Closely on the heels of the massive Equifax data breach and its own cybersecurity incident – in which SEC Chairman Jay Clayton admitted that the agency’s hack likely provided the basis for illicit gains through trading – the SEC has announced two separate enforcement initiatives to build on its existing enforcement division.
First, the creation of an SEC cyber unit will target “cyber-related misconduct,” and second, a retail strategy task force will implement initiatives that directly affect retail investors.
The SEC’s announcement came one day before Clayton was scheduled to testify before a Senate panel, in which he told elected officials that he learned of the data breach at the agency “belatedly” and that it could still take quite a bit of time before the full extent of the intrusion is understood.
The federal agency’s newly formed cyber unit has apparently been in the planning stages for months, intended to complement the incoming chairman’s initiatives to create a “cybersecurity working group to coordinate information sharing, risk monitoring, and incident response efforts throughout the agency,” SEC officials said.

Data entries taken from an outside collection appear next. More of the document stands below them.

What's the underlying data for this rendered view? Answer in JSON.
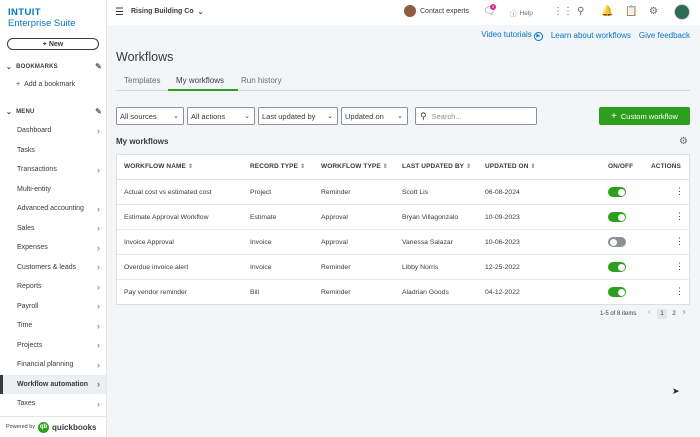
{
  "brand": {
    "line1": "INTUIT",
    "line2": "Enterprise Suite"
  },
  "new_button": "+ New",
  "bookmarks": {
    "heading": "BOOKMARKS",
    "add": "Add a bookmark"
  },
  "menu": {
    "heading": "MENU",
    "items": [
      {
        "label": "Dashboard",
        "has_arrow": true
      },
      {
        "label": "Tasks",
        "has_arrow": false
      },
      {
        "label": "Transactions",
        "has_arrow": true
      },
      {
        "label": "Multi-entity",
        "has_arrow": false
      },
      {
        "label": "Advanced accounting",
        "has_arrow": true
      },
      {
        "label": "Sales",
        "has_arrow": true
      },
      {
        "label": "Expenses",
        "has_arrow": true
      },
      {
        "label": "Customers & leads",
        "has_arrow": true
      },
      {
        "label": "Reports",
        "has_arrow": true
      },
      {
        "label": "Payroll",
        "has_arrow": true
      },
      {
        "label": "Time",
        "has_arrow": true
      },
      {
        "label": "Projects",
        "has_arrow": true
      },
      {
        "label": "Financial planning",
        "has_arrow": true
      },
      {
        "label": "Workflow automation",
        "has_arrow": true,
        "active": true
      },
      {
        "label": "Taxes",
        "has_arrow": true
      }
    ]
  },
  "powered_by": {
    "text": "Powered by",
    "product": "quickbooks"
  },
  "topbar": {
    "company": "Rising Building Co",
    "contact": "Contact experts",
    "help": "Help",
    "notification_count": "3"
  },
  "header": {
    "title": "Workflows",
    "links": [
      "Video tutorials",
      "Learn about workflows",
      "Give feedback"
    ]
  },
  "tabs": [
    "Templates",
    "My workflows",
    "Run history"
  ],
  "active_tab": "My workflows",
  "filters": [
    "All sources",
    "All actions",
    "Last updated by",
    "Updated on"
  ],
  "search_placeholder": "Search...",
  "custom_workflow_button": "Custom workflow",
  "section_label": "My workflows",
  "table": {
    "columns": [
      "WORKFLOW NAME",
      "RECORD TYPE",
      "WORKFLOW TYPE",
      "LAST UPDATED BY",
      "UPDATED ON",
      "ON/OFF",
      "ACTIONS"
    ],
    "rows": [
      {
        "name": "Actual cost vs estimated cost",
        "record": "Project",
        "type": "Reminder",
        "by": "Scott Lis",
        "on": "06-08-2024",
        "enabled": true
      },
      {
        "name": "Estimate Approval Workflow",
        "record": "Estimate",
        "type": "Approval",
        "by": "Bryan Villagonzalo",
        "on": "10-09-2023",
        "enabled": true
      },
      {
        "name": "Invoice Approval",
        "record": "Invoice",
        "type": "Approval",
        "by": "Vanessa Salazar",
        "on": "10-06-2023",
        "enabled": false
      },
      {
        "name": "Overdue invoice alert",
        "record": "Invoice",
        "type": "Reminder",
        "by": "Libby Norris",
        "on": "12-25-2022",
        "enabled": true
      },
      {
        "name": "Pay vendor reminder",
        "record": "Bill",
        "type": "Reminder",
        "by": "Aladrian Goods",
        "on": "04-12-2022",
        "enabled": true
      }
    ]
  },
  "pagination": {
    "summary": "1-5 of 8 items",
    "pages": [
      "1",
      "2"
    ],
    "current": "1"
  },
  "colors": {
    "brand_blue": "#0077c5",
    "accent_green": "#2ca01c",
    "toggle_off": "#8d9096"
  },
  "icons": [
    "menu-icon",
    "chevron-down-icon",
    "chat-icon",
    "help-icon",
    "apps-icon",
    "search-icon",
    "bell-icon",
    "clipboard-icon",
    "gear-icon",
    "pencil-icon",
    "play-icon",
    "kebab-icon"
  ]
}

The division’s expertise has sought to keep pace with the current cyber-climate, but co-director of the SEC’s enforcement division, Stephanie Avakian echoed in her statement, “The cyber unit will enhance our ability to detect and investigate cyber threats through increasing expertise in an area of critical national importance.” Robert Cohen has been appointed chief of the cyber unit – reassigned from his role as co-chief of the market abuse unit.
During his Senate testimony – Clayton’s first time before the Senate Banking Committee since taking office in May 2017 – several U.S. senators pressed the chairman to abide by the same, if not higher, standards as the companies he regulates.

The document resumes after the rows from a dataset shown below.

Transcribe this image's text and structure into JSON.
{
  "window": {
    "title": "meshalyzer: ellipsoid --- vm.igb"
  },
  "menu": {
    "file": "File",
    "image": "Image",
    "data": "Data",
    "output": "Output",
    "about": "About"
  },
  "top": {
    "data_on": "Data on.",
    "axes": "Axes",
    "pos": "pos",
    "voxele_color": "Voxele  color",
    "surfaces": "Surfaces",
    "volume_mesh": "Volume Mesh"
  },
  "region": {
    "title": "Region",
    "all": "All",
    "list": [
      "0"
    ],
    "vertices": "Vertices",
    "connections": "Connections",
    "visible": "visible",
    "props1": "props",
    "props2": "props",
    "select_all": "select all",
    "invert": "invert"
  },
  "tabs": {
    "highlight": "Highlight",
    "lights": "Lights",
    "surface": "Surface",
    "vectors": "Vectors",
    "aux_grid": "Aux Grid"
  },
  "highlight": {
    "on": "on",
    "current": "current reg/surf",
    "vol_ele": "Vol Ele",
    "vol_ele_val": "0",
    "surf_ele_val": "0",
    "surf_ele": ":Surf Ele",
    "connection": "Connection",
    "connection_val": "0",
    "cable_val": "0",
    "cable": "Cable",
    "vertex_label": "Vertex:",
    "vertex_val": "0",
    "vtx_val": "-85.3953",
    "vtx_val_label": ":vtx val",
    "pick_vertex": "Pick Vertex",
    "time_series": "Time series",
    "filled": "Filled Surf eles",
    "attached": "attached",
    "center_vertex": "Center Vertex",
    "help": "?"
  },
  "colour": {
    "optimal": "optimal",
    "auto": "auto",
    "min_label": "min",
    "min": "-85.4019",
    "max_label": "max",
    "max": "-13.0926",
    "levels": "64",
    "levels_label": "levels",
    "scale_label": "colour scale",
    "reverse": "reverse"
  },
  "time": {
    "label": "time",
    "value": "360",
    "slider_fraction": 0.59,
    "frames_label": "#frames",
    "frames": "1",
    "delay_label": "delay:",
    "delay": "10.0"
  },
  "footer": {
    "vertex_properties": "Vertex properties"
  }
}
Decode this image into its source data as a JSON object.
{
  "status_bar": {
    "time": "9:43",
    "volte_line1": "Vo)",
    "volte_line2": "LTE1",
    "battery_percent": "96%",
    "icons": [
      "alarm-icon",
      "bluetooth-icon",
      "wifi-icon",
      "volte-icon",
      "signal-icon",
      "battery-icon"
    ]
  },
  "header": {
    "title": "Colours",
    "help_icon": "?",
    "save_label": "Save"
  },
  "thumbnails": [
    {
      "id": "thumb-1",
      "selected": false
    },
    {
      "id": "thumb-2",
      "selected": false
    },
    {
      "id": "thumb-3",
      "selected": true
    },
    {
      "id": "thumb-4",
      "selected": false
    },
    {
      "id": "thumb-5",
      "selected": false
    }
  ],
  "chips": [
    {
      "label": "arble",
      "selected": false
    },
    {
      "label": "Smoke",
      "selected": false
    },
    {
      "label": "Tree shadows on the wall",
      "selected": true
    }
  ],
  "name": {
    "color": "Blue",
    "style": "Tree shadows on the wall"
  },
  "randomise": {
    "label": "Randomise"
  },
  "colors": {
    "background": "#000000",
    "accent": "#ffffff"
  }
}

“When we learn a year after the fact that the SEC had its own breach and that it likely led to illegal stock trades, it raises questions about why the SEC seems to have swept this under the rug,” asked Ohio Sen. Sherrod Brown, according to The Washington Post. “What else are we not being told, what other information is at risk, and what are the consequences?”
Clayton aptly answered by asserting that reporting a vulnerability before fully understanding it can lead others to “try to test and probe it.” However, this answer my draw attention back to the fact that Equifax intrusion came on the back of a months-old, and already patched, vulnerability.

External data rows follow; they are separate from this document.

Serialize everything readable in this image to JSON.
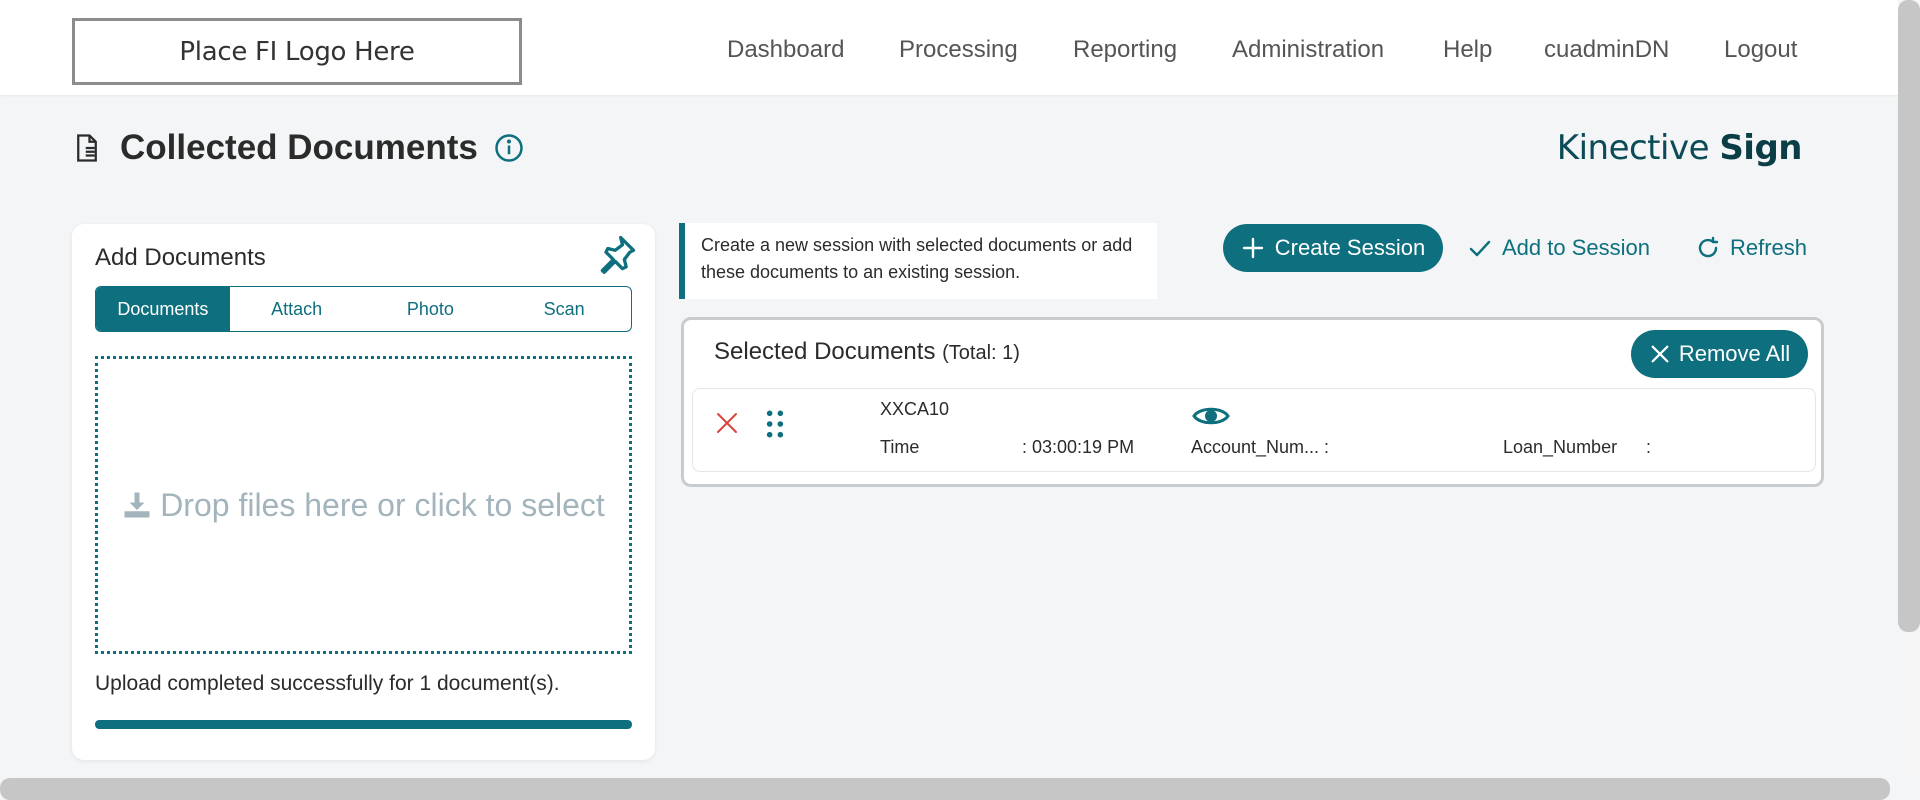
{
  "header": {
    "logo_text": "Place FI Logo Here",
    "nav": [
      "Dashboard",
      "Processing",
      "Reporting",
      "Administration",
      "Help",
      "cuadminDN",
      "Logout"
    ]
  },
  "page": {
    "title": "Collected Documents",
    "brand_light": "Kinective",
    "brand_bold": "Sign"
  },
  "add_documents": {
    "title": "Add Documents",
    "tabs": [
      "Documents",
      "Attach",
      "Photo",
      "Scan"
    ],
    "active_tab": "Documents",
    "dropzone_text": "Drop files here or click to select",
    "upload_message": "Upload completed successfully for 1 document(s).",
    "progress_percent": 100
  },
  "session": {
    "hint": "Create a new session with selected documents or add these documents to an existing session.",
    "create_label": "Create Session",
    "add_label": "Add to Session",
    "refresh_label": "Refresh"
  },
  "selected": {
    "title": "Selected Documents",
    "total_text": "(Total: 1)",
    "remove_all_label": "Remove All",
    "rows": [
      {
        "name": "XXCA10",
        "time_label": "Time",
        "time_value": ": 03:00:19 PM",
        "account_label": "Account_Num... :",
        "loan_label": "Loan_Number",
        "loan_value": ":"
      }
    ]
  },
  "colors": {
    "accent": "#0e6f7e",
    "remove": "#d8443c"
  }
}
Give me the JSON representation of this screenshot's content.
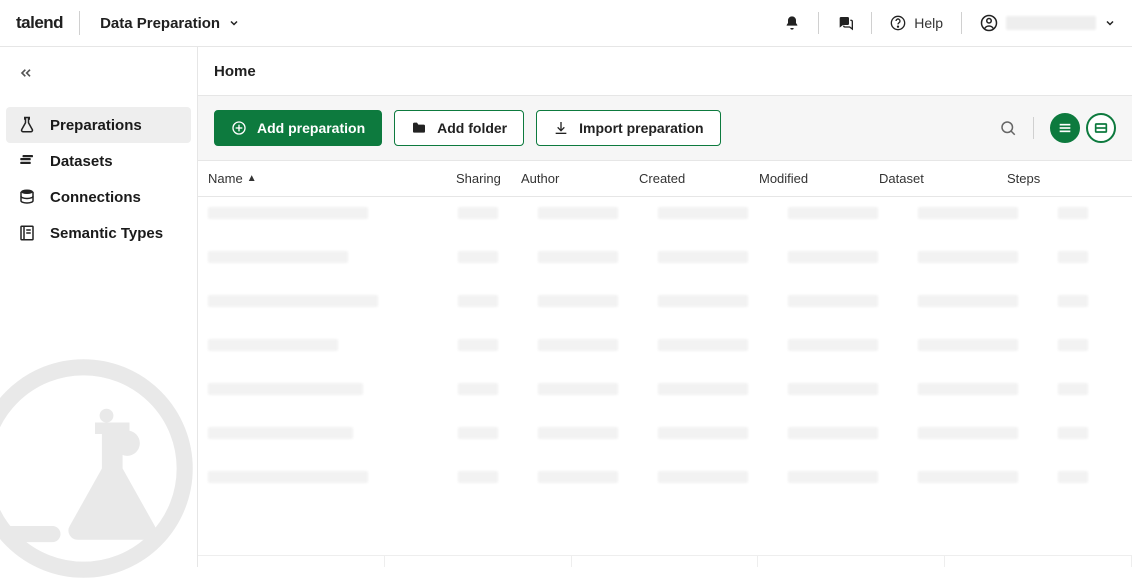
{
  "header": {
    "brand": "talend",
    "app": "Data Preparation",
    "help": "Help"
  },
  "sidebar": {
    "items": [
      {
        "label": "Preparations",
        "icon": "flask"
      },
      {
        "label": "Datasets",
        "icon": "database-small"
      },
      {
        "label": "Connections",
        "icon": "stack"
      },
      {
        "label": "Semantic Types",
        "icon": "book"
      }
    ]
  },
  "breadcrumb": "Home",
  "toolbar": {
    "add_prep": "Add preparation",
    "add_folder": "Add folder",
    "import_prep": "Import preparation"
  },
  "table": {
    "cols": {
      "name": "Name",
      "sharing": "Sharing",
      "author": "Author",
      "created": "Created",
      "modified": "Modified",
      "dataset": "Dataset",
      "steps": "Steps"
    }
  }
}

Facing pressure from the company’s board in the wake of the massive breach, Equifax CEO Richard Smith announced his departure from the company in the form of an “early retirement”– in which he could walk away with at least $18 million in pension benefits.